Go through the data below and return each line containing the word "date".

****************************************

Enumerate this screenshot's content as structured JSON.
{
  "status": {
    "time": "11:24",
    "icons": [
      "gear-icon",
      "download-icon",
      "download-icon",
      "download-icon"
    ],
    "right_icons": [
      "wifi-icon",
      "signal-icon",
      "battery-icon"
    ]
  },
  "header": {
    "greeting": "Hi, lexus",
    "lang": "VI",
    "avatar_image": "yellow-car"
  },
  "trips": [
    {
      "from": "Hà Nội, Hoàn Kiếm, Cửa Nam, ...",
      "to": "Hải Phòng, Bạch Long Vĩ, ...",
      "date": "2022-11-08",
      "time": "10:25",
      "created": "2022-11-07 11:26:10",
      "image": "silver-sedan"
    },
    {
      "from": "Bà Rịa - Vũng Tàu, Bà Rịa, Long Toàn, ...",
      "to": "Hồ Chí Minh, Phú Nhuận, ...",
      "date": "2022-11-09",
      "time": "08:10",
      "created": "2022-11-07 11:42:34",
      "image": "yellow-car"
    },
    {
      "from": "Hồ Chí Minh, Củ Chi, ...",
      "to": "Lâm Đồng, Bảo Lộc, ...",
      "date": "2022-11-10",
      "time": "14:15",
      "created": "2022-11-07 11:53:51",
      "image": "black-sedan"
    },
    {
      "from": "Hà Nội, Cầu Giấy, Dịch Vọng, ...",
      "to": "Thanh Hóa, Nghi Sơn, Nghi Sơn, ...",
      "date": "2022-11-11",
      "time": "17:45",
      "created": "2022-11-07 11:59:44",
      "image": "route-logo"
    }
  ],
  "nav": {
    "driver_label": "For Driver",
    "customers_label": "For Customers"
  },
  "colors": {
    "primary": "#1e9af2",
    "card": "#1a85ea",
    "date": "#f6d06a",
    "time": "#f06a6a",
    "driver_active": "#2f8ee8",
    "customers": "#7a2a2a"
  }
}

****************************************

Written answer ::
      "date": "2022-11-08",
      "date": "2022-11-09",
      "date": "2022-11-10",
      "date": "2022-11-11",
    "date": "#f6d06a",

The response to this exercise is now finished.